▶ _Problem statement_
Return each line of the entries that holds the string "true".
--- Data for the task Enclosed Below ---
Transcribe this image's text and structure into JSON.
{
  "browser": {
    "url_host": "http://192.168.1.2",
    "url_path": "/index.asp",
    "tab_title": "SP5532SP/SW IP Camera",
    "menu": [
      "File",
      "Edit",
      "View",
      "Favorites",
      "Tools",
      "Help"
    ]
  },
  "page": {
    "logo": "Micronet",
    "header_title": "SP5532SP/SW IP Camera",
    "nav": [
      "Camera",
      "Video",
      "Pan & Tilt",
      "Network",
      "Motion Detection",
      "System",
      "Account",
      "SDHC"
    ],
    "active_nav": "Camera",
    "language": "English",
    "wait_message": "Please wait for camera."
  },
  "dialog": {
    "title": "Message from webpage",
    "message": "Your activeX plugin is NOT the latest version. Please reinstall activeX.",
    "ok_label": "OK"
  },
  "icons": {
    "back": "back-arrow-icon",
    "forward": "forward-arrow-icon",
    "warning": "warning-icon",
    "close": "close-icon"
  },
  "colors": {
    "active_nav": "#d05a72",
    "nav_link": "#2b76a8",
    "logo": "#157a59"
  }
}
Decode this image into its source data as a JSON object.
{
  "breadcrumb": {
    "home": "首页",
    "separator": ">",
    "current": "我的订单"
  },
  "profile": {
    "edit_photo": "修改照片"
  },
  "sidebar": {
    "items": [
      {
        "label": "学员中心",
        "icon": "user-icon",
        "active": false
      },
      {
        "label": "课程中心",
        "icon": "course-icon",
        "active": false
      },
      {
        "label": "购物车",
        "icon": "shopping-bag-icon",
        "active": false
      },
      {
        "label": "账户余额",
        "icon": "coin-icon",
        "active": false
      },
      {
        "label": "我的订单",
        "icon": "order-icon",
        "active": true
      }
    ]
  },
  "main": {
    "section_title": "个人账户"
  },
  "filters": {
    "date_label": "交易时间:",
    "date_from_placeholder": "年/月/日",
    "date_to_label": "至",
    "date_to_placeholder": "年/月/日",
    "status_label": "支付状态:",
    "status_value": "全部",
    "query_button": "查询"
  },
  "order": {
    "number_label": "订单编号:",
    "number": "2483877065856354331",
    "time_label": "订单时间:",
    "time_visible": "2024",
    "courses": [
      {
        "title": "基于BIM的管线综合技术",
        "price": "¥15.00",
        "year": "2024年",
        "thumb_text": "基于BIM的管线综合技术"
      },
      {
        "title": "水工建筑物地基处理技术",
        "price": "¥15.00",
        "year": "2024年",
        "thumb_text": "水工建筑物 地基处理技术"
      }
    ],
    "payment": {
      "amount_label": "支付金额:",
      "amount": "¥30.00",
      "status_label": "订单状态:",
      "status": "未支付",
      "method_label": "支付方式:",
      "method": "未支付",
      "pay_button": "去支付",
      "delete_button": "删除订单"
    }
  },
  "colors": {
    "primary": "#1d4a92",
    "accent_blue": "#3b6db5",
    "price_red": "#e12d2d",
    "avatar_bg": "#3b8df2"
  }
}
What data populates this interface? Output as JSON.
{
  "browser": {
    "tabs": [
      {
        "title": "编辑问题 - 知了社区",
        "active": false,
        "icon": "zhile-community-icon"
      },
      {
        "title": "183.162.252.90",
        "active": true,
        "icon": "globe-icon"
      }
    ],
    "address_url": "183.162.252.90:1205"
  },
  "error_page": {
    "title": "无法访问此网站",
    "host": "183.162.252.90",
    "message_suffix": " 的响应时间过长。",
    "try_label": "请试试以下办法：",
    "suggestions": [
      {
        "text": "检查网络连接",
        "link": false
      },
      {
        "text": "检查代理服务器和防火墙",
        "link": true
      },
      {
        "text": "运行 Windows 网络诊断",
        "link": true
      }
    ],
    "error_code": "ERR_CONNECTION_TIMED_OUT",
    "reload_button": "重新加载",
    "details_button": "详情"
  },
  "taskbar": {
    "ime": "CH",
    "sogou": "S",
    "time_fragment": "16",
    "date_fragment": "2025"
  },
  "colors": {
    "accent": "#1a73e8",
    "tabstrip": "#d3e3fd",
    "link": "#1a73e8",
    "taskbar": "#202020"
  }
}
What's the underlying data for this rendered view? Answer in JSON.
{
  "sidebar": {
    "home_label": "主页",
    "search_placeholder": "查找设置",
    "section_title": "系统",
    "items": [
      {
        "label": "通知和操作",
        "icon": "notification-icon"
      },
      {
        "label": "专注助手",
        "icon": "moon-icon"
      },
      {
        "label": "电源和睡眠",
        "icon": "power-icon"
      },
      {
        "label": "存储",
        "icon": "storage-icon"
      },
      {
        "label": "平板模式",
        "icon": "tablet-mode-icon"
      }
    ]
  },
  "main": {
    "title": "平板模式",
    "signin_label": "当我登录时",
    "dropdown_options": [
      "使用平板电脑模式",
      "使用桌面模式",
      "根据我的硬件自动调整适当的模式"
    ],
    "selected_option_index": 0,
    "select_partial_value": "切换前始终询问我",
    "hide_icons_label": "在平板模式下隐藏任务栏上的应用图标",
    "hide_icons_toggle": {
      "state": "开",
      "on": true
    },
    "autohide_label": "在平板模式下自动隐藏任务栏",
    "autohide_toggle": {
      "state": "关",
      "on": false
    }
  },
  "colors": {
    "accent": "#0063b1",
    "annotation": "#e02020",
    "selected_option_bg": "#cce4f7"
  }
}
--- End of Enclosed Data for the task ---
▶ _Answer to the exercise_
        "active": true
        "active": true,
        "link": true
        "link": true
      "on": true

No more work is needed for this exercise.